Since 1995, the estate has leased the lookout to the NCI. In 2012 the station was awarded the Queen’s Award for Voluntary Service and it underwent a substantial refurbishment in 2020.
The NCI lookout at St Albans Head near Worth Matravers
Taken by car to the Swanage NCI station
Back in the helicopter, the Princess Royal was whisked to Swanage, landing in King George’s Playing Fields. From there she was taken by car to the Swanage NCI station at Peveril Point.
Here she met the station manager, Ian Weston, Swanage watchkeepers, the past chairman of the NCI Lesley Suddes and Swanage Town Council operations manager Gail Percival.
It is one of the oldest of the NCI stations around the coast of England and Wales, opening on 15th April 1995. The current lookout was built by the members in 2001 under the guidance of Ian Surface, the station’s first manager, a local builder.
NCI Swanage is also, like St Albans, a recipient of the Queen’s Award for Voluntary Service.
At the Swanage NCI station, the Princess Royal met the station manager, Ian Weston, Swanage watchkeepers, the past chairman of the NCI Lesley Suddes and Swanage Town Council operations manager Gail Percival
A reception in the Fine Foundation Gallery at Durlston Castle
Then it was back in the car and up to Durlston Country Park for a reception in the Fine Foundation Gallery at Durlston Castle. Her Royal Highness met local NCI watchkeepers and presented long service awards to 10 of them.
St Albans NCI long service awards were given to Ian White and Les Wilkins for 15 years service and to Dave Hipkiss for 10 years service.
Swanage NCI long service awards for 10 years of volunteering were presented to deputy station manager Stuart MacMillan Pratt, David Cornes, Bob Cripps, Peter Booth, Alan Jones, Steve Woods and John Mead.
Swanage Town Mayor councillor Avril Harris, Durlston Country Park project leader ranger Ali Tuckey, NCI press officer Tim Colquhoun and NCI deputy chairman Ian Whalley, are introduced to the Princess Royal by the Lord Lieutenant of Dorset Angus Crawford at Durlston Castle
“I think you do a fantastic job”
In a speech at the reception, the Princess Royal paid tribute to the work and dedication of the coastwatch volunteers:
“This last year may have underlined the importance that NCI volunteers have in our coastal watch system. And that you felt that it was still worth coming because you were still so busy in this area.
“I appreciate that it’s probably a lot busier when the weather isn’t quite like this and maybe you heave a sigh of relief when it’s like this – not quite so busy!

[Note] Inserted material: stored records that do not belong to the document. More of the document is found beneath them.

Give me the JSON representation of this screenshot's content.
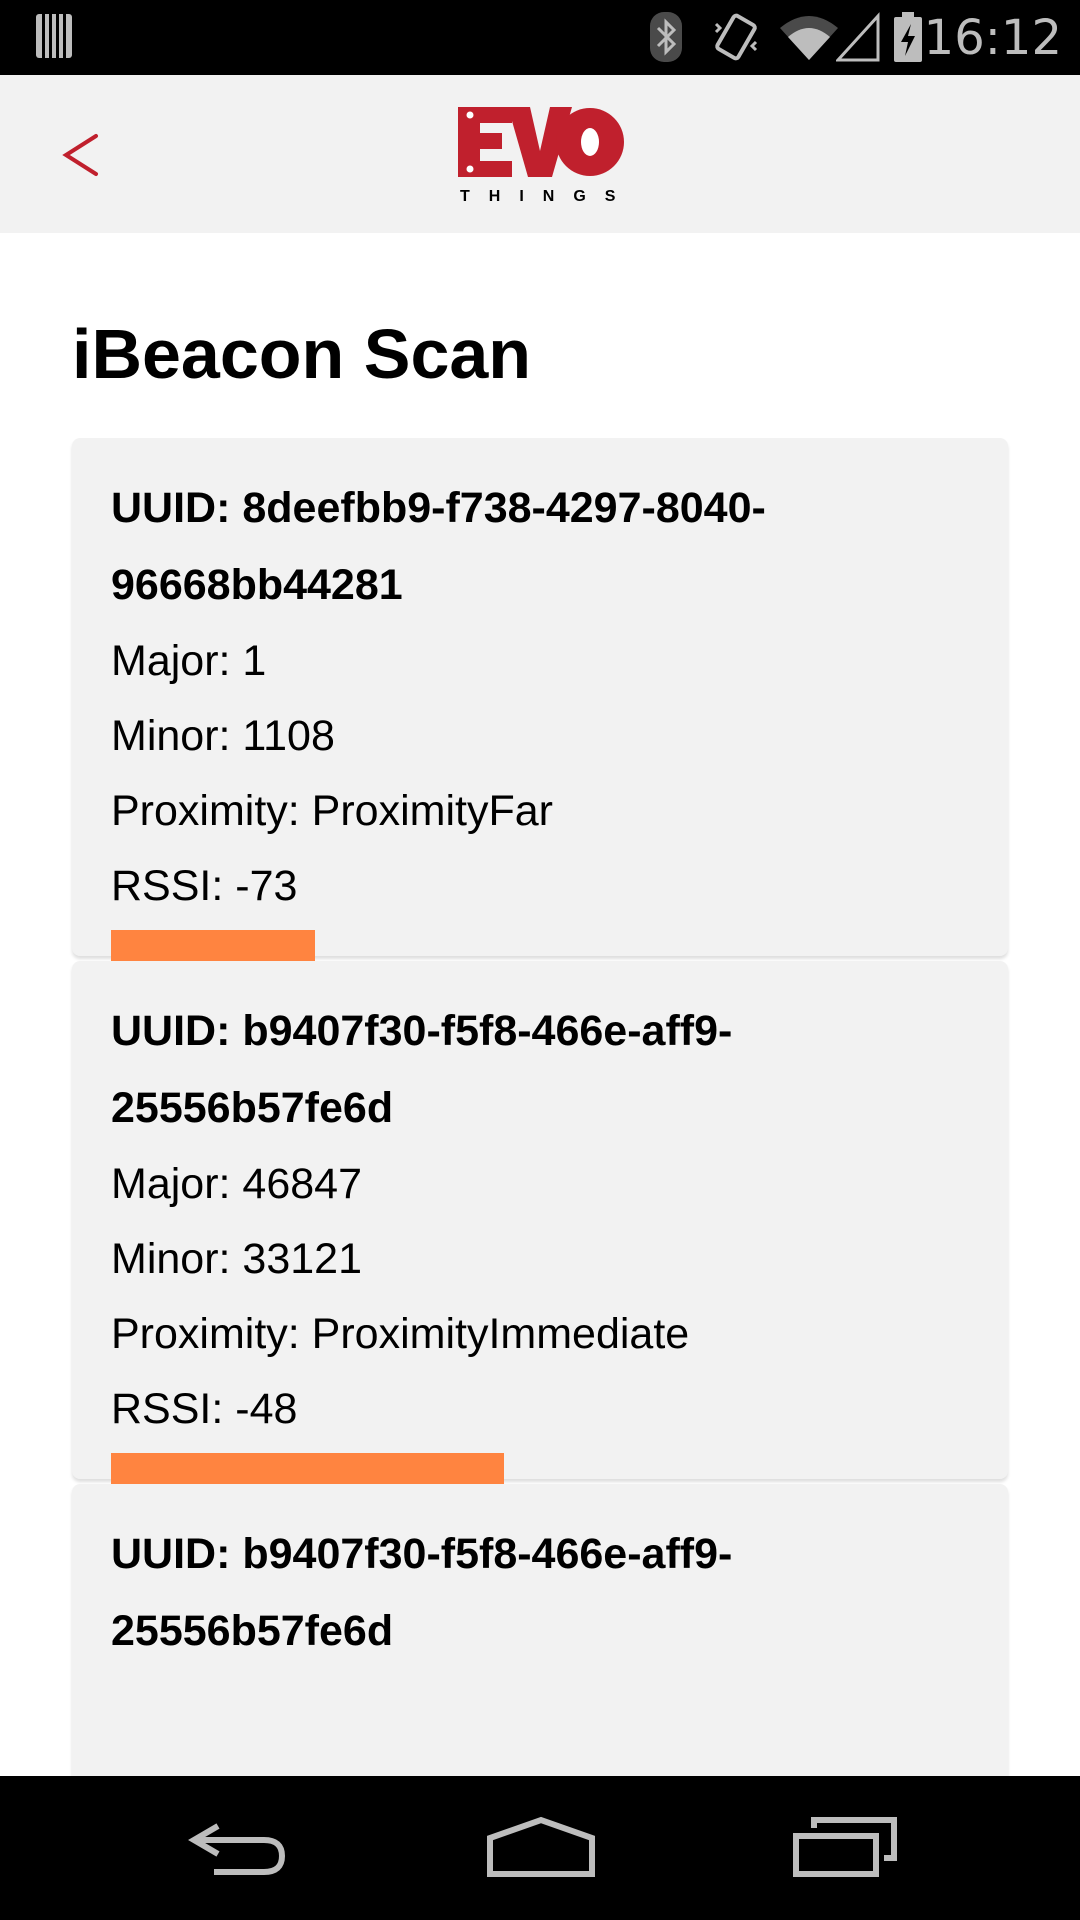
{
  "status_bar": {
    "time": "16:12",
    "icons": [
      "storage-icon",
      "bluetooth-icon",
      "vibrate-icon",
      "wifi-icon",
      "cell-signal-icon",
      "battery-charging-icon"
    ]
  },
  "header": {
    "logo_text": "EVO",
    "logo_subtext": "THINGS",
    "back_icon": "chevron-left-icon"
  },
  "page": {
    "title": "iBeacon Scan"
  },
  "colors": {
    "accent": "#c0202d",
    "rssi_bar": "#ff8440",
    "card_bg": "#f2f2f2",
    "header_bg": "#f2f2f2"
  },
  "beacons": [
    {
      "uuid": "UUID: 8deefbb9-f738-4297-8040-96668bb44281",
      "major": "Major: 1",
      "minor": "Minor: 1108",
      "proximity": "Proximity: ProximityFar",
      "rssi": "RSSI: -73",
      "rssi_value": -73
    },
    {
      "uuid": "UUID: b9407f30-f5f8-466e-aff9-25556b57fe6d",
      "major": "Major: 46847",
      "minor": "Minor: 33121",
      "proximity": "Proximity: ProximityImmediate",
      "rssi": "RSSI: -48",
      "rssi_value": -48
    },
    {
      "uuid": "UUID: b9407f30-f5f8-466e-aff9-25556b57fe6d"
    }
  ],
  "nav_bar": {
    "icons": [
      "back-nav-icon",
      "home-nav-icon",
      "recents-nav-icon"
    ]
  }
}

But it’s very much appreciated that you are there.
“It’s a continued presence that makes the difference…I think you do a fantastic job…I hope you have an enjoyable and peaceful summer.”

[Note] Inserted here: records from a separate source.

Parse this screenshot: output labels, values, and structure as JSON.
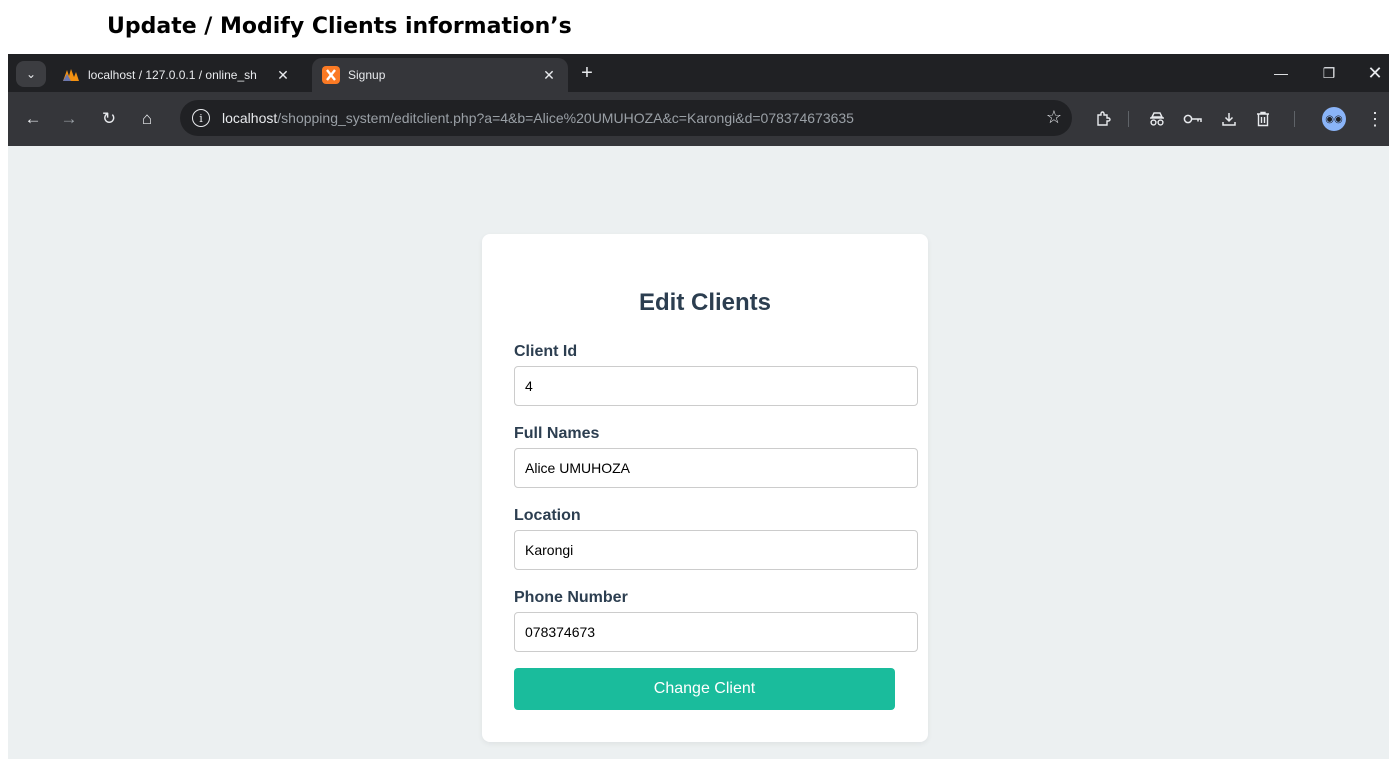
{
  "doc_heading": "Update / Modify Clients information’s",
  "browser": {
    "tabs": [
      {
        "title": "localhost / 127.0.0.1 / online_sh",
        "favicon": "phpmyadmin-icon",
        "active": false
      },
      {
        "title": "Signup",
        "favicon": "xampp-icon",
        "active": true
      }
    ],
    "url_host": "localhost",
    "url_path": "/shopping_system/editclient.php?a=4&b=Alice%20UMUHOZA&c=Karongi&d=078374673635",
    "icons": {
      "tab_search": "chevron-down-icon",
      "close": "close-icon",
      "new_tab": "plus-icon",
      "minimize": "minimize-icon",
      "restore": "restore-icon",
      "window_close": "close-icon",
      "back": "back-arrow-icon",
      "forward": "forward-arrow-icon",
      "reload": "reload-icon",
      "home": "home-icon",
      "site_info": "info-icon",
      "bookmark": "star-icon",
      "extensions": "puzzle-icon",
      "incognito": "incognito-icon",
      "passwords": "key-icon",
      "downloads": "download-icon",
      "delete": "trash-icon",
      "profile": "avatar-icon",
      "menu": "kebab-menu-icon"
    }
  },
  "form": {
    "title": "Edit Clients",
    "fields": [
      {
        "label": "Client Id",
        "value": "4"
      },
      {
        "label": "Full Names",
        "value": "Alice UMUHOZA"
      },
      {
        "label": "Location",
        "value": "Karongi"
      },
      {
        "label": "Phone Number",
        "value": "078374673"
      }
    ],
    "submit_label": "Change Client"
  },
  "colors": {
    "page_bg": "#ecf0f1",
    "accent": "#1abc9c",
    "heading": "#2c3e50",
    "chrome_dark": "#202124",
    "chrome_toolbar": "#35363a"
  }
}
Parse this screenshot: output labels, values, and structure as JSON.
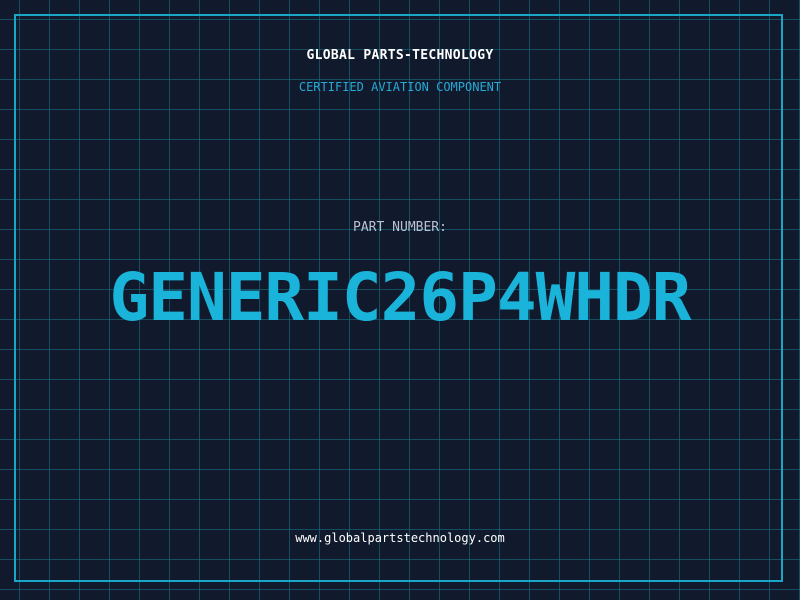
{
  "header": {
    "company_name": "GLOBAL PARTS-TECHNOLOGY",
    "tagline": "CERTIFIED AVIATION COMPONENT"
  },
  "part": {
    "label": "PART NUMBER:",
    "number": "GENERIC26P4WHDR"
  },
  "footer": {
    "website": "www.globalpartstechnology.com"
  },
  "colors": {
    "background": "#111a2c",
    "grid": "#18788c",
    "frame": "#1aa6c6",
    "accent": "#1ab3da"
  }
}
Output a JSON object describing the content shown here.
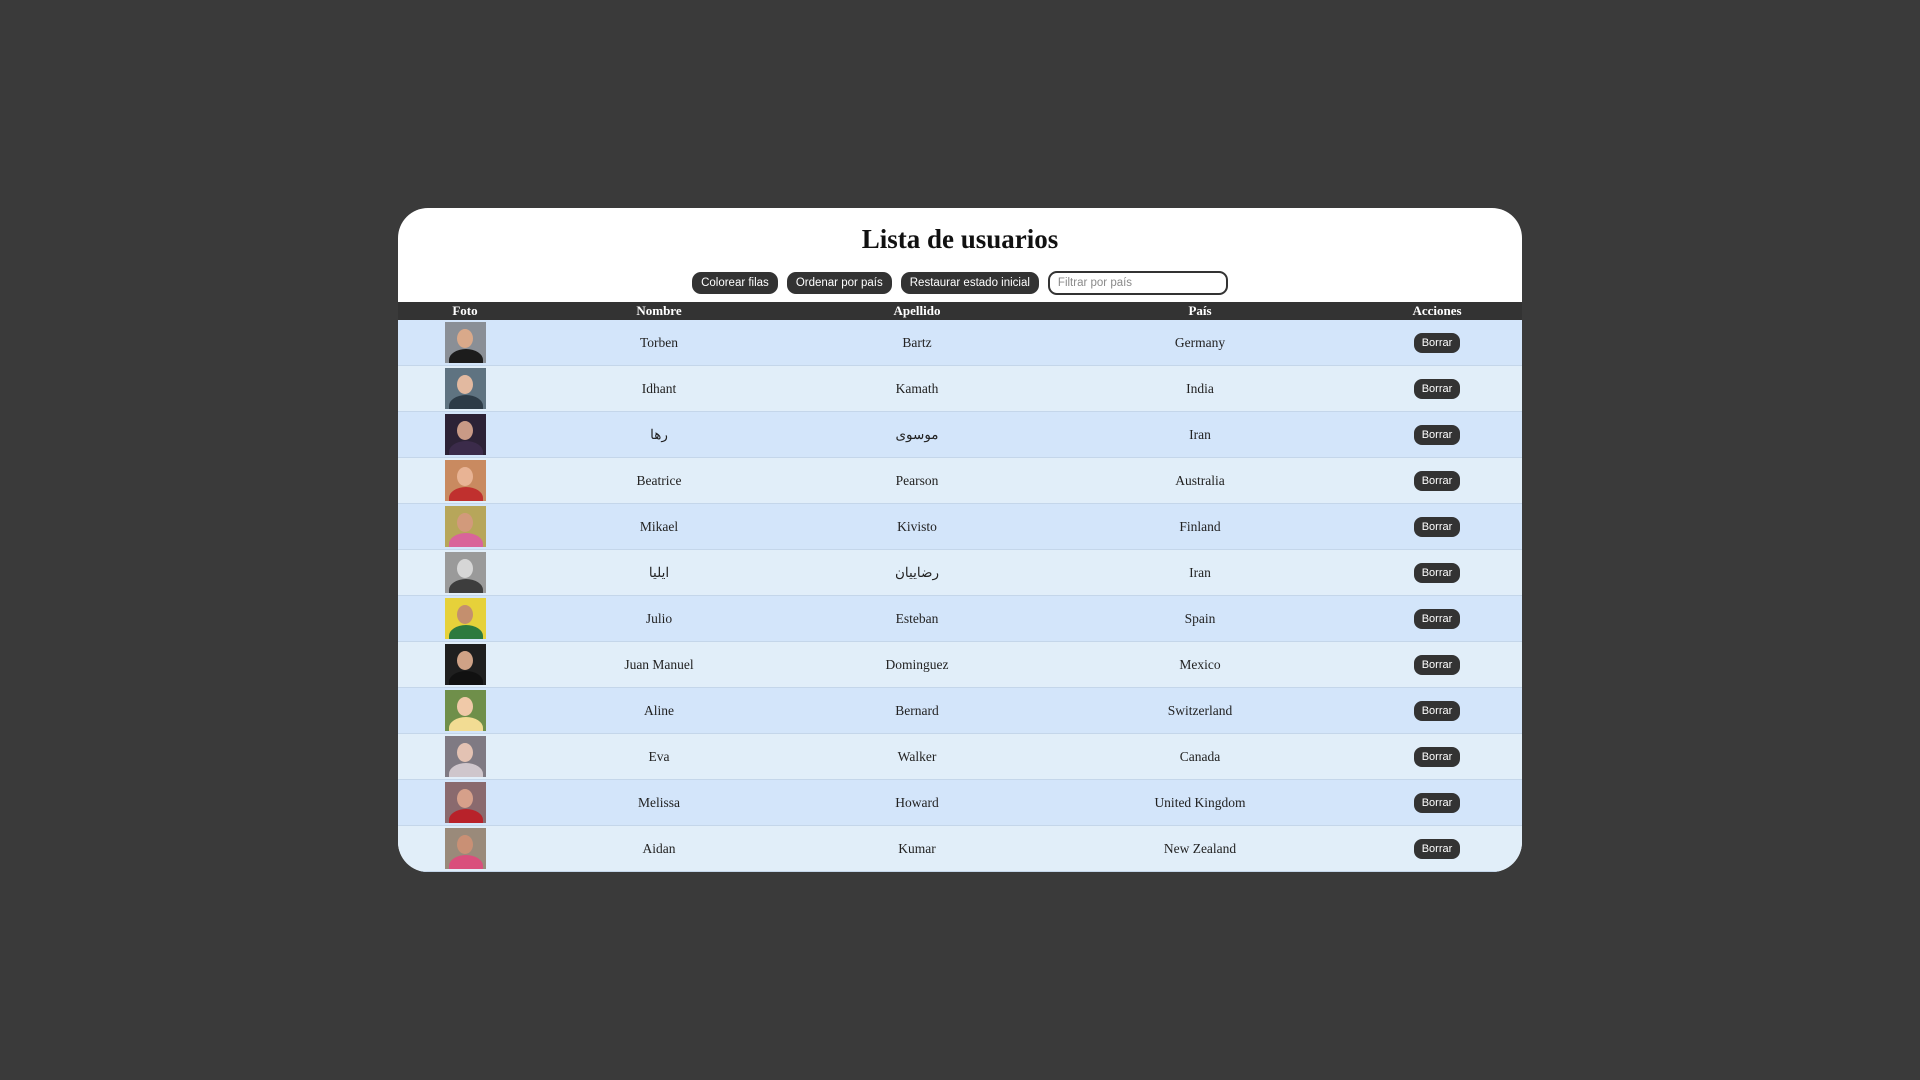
{
  "title": "Lista de usuarios",
  "toolbar": {
    "color_rows_label": "Colorear filas",
    "sort_country_label": "Ordenar por país",
    "restore_label": "Restaurar estado inicial",
    "filter_placeholder": "Filtrar por país",
    "filter_value": ""
  },
  "table": {
    "headers": {
      "photo": "Foto",
      "first_name": "Nombre",
      "last_name": "Apellido",
      "country": "País",
      "actions": "Acciones"
    },
    "rows": [
      {
        "first": "Torben",
        "last": "Bartz",
        "country": "Germany",
        "action": "Borrar",
        "photo": "avatar-man-suit"
      },
      {
        "first": "Idhant",
        "last": "Kamath",
        "country": "India",
        "action": "Borrar",
        "photo": "avatar-man"
      },
      {
        "first": "رها",
        "last": "موسوی",
        "country": "Iran",
        "action": "Borrar",
        "photo": "avatar-woman"
      },
      {
        "first": "Beatrice",
        "last": "Pearson",
        "country": "Australia",
        "action": "Borrar",
        "photo": "avatar-woman-red"
      },
      {
        "first": "Mikael",
        "last": "Kivisto",
        "country": "Finland",
        "action": "Borrar",
        "photo": "avatar-man-beard"
      },
      {
        "first": "ایلیا",
        "last": "رضاییان",
        "country": "Iran",
        "action": "Borrar",
        "photo": "avatar-man-bw"
      },
      {
        "first": "Julio",
        "last": "Esteban",
        "country": "Spain",
        "action": "Borrar",
        "photo": "avatar-man-yellow"
      },
      {
        "first": "Juan Manuel",
        "last": "Dominguez",
        "country": "Mexico",
        "action": "Borrar",
        "photo": "avatar-man-dark"
      },
      {
        "first": "Aline",
        "last": "Bernard",
        "country": "Switzerland",
        "action": "Borrar",
        "photo": "avatar-woman-blonde"
      },
      {
        "first": "Eva",
        "last": "Walker",
        "country": "Canada",
        "action": "Borrar",
        "photo": "avatar-woman-grey"
      },
      {
        "first": "Melissa",
        "last": "Howard",
        "country": "United Kingdom",
        "action": "Borrar",
        "photo": "avatar-woman-red-shirt"
      },
      {
        "first": "Aidan",
        "last": "Kumar",
        "country": "New Zealand",
        "action": "Borrar",
        "photo": "avatar-man-pink"
      }
    ]
  },
  "colors": {
    "page_bg": "#3a3a3a",
    "card_bg": "#ffffff",
    "header_bg": "#333333",
    "row_odd": "#d3e5fa",
    "row_even": "#e1eef9",
    "button_bg": "#333333"
  },
  "avatars": {
    "avatar-man-suit": {
      "bg": "#8a8f96",
      "skin": "#d9a98a",
      "cloth": "#1c1c1c"
    },
    "avatar-man": {
      "bg": "#5f7381",
      "skin": "#e2b9a0",
      "cloth": "#2d3b47"
    },
    "avatar-woman": {
      "bg": "#2c2236",
      "skin": "#c99a86",
      "cloth": "#3b2b4a"
    },
    "avatar-woman-red": {
      "bg": "#c98a60",
      "skin": "#e8b394",
      "cloth": "#c0302e"
    },
    "avatar-man-beard": {
      "bg": "#b7a65a",
      "skin": "#d29a7b",
      "cloth": "#d9649a"
    },
    "avatar-man-bw": {
      "bg": "#9a9a9a",
      "skin": "#d6d6d6",
      "cloth": "#3d3d3d"
    },
    "avatar-man-yellow": {
      "bg": "#e6d13a",
      "skin": "#c48f6e",
      "cloth": "#2d7a3e"
    },
    "avatar-man-dark": {
      "bg": "#1f1f1f",
      "skin": "#cfa286",
      "cloth": "#111111"
    },
    "avatar-woman-blonde": {
      "bg": "#6f8f4a",
      "skin": "#f0c9a8",
      "cloth": "#f2dc93"
    },
    "avatar-woman-grey": {
      "bg": "#7f7a83",
      "skin": "#e3c2b3",
      "cloth": "#cfc6cc"
    },
    "avatar-woman-red-shirt": {
      "bg": "#8a6a6e",
      "skin": "#d6a08a",
      "cloth": "#b8222a"
    },
    "avatar-man-pink": {
      "bg": "#9a8a7a",
      "skin": "#c99075",
      "cloth": "#d94f7c"
    }
  }
}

Listen to the report
Listen to the report by Ian Harkness for Purbeck Coast 101.2 FM from the reception including the Princess Royal’s speech
After the visit, the Princess Royal was whisked off in a helicopter